I profess that I am not an HR expert, however, I have mentored and given career advice to many folks around the globe. The most common question I get and contemplate myself is, does career specialization impact your market value.

In Adam Smith’s pin factory, he poetically describes how specialization and division of labor give rise to economies of scale and made mass production a possibility leading to consumerism which is the ideal capitalistic manifestation of the American Dream we are currently trying to export to China and the world!.  The model in a nutshell goes as follows: you have got to buy stuff. Lots of it. Go in debt doing so. Why? So you can promote mass production, consumerism and division of labor, economies of scale thus working for the rest of your life to pay down your debt, and you get the picture.

The question remains though, how deep should our specialized skills be? And how does it affect our income? A colleague of mine beautifully stated once that our skills are similar to the letter T. The horizontal top is your general skills, and the vertical portion is your specialization. When I went for my Masters’ Degree in Economics he told me that my new skills resemble the letter n or the Greek Pi (Π) where I have two in-depth specialization.

So, which letter should your skills resemble and which one is most lucrative these days? If you are the type and specialize in a niche market, say stored procedures on mainframe DB2, then you are in a different league than say a Java developer. The problem: It’s easy to outsource your job. Why? It’s too specialized to a degree that it is easily definable. The same goes for just about the majority of such types with clear-cut division of labor and specialization and a uniform job description.

Now, if you are the Pi (Π) type, where you multi-specialize, then it will be harder but not impossible for you to be indispensable. Remember, we operate in a labor market without borders where you can hire five for the price of one or two.

So, what’s the answer? In my opinion:

  1. In the age of globalization, with
  2. A highly outsourced corporate functions,
  3. Large wage gaps in an global labor pool (for now anyway)
  4. And outsourcing companies buying local outfits to assimilate and “look and feel” more local thus expanding market share while maintain a small local presence
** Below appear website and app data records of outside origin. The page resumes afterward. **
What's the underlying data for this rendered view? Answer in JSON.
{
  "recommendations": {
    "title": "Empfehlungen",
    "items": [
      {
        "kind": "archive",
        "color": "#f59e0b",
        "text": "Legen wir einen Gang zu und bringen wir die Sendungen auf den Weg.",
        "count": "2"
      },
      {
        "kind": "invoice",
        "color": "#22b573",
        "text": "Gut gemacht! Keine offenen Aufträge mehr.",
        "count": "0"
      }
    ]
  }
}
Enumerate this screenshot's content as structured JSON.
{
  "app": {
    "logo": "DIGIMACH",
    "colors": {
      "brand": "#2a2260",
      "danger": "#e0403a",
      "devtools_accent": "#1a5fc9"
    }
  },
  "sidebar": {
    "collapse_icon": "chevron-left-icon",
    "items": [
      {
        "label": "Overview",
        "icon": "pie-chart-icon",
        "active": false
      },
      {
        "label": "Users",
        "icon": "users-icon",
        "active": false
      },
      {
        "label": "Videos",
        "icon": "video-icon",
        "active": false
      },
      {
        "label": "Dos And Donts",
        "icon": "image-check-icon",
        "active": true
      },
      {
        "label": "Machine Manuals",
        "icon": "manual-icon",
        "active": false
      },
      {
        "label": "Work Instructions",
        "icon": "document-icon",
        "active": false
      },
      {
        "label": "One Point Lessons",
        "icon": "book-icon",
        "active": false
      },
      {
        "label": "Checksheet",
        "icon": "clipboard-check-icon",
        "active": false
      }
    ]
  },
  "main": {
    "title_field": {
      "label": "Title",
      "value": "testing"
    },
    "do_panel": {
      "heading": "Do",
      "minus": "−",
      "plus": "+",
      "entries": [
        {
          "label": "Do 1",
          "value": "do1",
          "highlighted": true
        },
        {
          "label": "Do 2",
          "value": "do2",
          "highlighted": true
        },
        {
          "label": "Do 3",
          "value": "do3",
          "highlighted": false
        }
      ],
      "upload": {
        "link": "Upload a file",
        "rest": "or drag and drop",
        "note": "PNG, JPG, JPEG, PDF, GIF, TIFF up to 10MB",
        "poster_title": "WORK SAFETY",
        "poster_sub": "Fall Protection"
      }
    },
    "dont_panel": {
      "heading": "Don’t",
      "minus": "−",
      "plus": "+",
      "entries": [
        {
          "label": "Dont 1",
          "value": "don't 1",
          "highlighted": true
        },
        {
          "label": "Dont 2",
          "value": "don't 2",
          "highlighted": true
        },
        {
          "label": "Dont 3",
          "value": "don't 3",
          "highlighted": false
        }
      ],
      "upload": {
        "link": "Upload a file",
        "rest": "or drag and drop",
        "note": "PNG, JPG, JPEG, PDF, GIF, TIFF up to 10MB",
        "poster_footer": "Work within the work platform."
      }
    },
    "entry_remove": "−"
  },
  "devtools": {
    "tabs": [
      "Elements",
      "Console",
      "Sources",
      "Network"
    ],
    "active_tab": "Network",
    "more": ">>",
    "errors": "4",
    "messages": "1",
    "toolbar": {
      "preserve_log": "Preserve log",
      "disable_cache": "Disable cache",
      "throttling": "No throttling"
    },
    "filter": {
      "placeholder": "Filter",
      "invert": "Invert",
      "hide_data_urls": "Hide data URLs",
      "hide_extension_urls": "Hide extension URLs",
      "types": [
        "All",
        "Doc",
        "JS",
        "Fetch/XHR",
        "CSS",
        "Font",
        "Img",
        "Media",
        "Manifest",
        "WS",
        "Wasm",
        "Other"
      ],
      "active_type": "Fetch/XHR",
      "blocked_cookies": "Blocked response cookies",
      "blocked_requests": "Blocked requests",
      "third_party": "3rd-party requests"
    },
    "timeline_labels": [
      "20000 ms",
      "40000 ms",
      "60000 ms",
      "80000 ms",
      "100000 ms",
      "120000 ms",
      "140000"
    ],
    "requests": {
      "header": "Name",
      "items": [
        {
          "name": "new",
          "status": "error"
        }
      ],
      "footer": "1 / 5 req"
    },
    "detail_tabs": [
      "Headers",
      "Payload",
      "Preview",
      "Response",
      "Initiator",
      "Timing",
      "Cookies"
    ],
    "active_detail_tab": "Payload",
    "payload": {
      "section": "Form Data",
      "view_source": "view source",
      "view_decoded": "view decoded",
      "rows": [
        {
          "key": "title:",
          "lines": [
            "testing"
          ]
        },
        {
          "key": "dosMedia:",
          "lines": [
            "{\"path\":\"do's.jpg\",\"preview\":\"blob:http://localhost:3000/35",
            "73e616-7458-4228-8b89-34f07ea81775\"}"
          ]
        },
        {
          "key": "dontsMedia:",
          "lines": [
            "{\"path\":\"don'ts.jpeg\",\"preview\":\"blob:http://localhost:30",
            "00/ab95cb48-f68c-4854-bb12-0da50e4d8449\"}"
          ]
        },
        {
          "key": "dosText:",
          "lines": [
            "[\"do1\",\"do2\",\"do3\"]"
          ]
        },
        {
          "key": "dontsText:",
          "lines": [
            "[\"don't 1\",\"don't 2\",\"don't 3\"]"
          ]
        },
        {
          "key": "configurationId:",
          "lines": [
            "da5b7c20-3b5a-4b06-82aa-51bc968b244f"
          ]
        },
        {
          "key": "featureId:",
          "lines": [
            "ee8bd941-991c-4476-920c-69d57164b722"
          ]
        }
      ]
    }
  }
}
Your best bet is to have either models, the (Π) or the type with an extended horizontal top implying more generalized skills which include great soft skillsdeep local knowledgesocial capital through networking and most importantly working in a hard-to-define jobs with vague requirements and responsibilities where you have to wear many hats (think Startups). Finally, add a Security clearance requirement and you have the proverbial cherry on top!!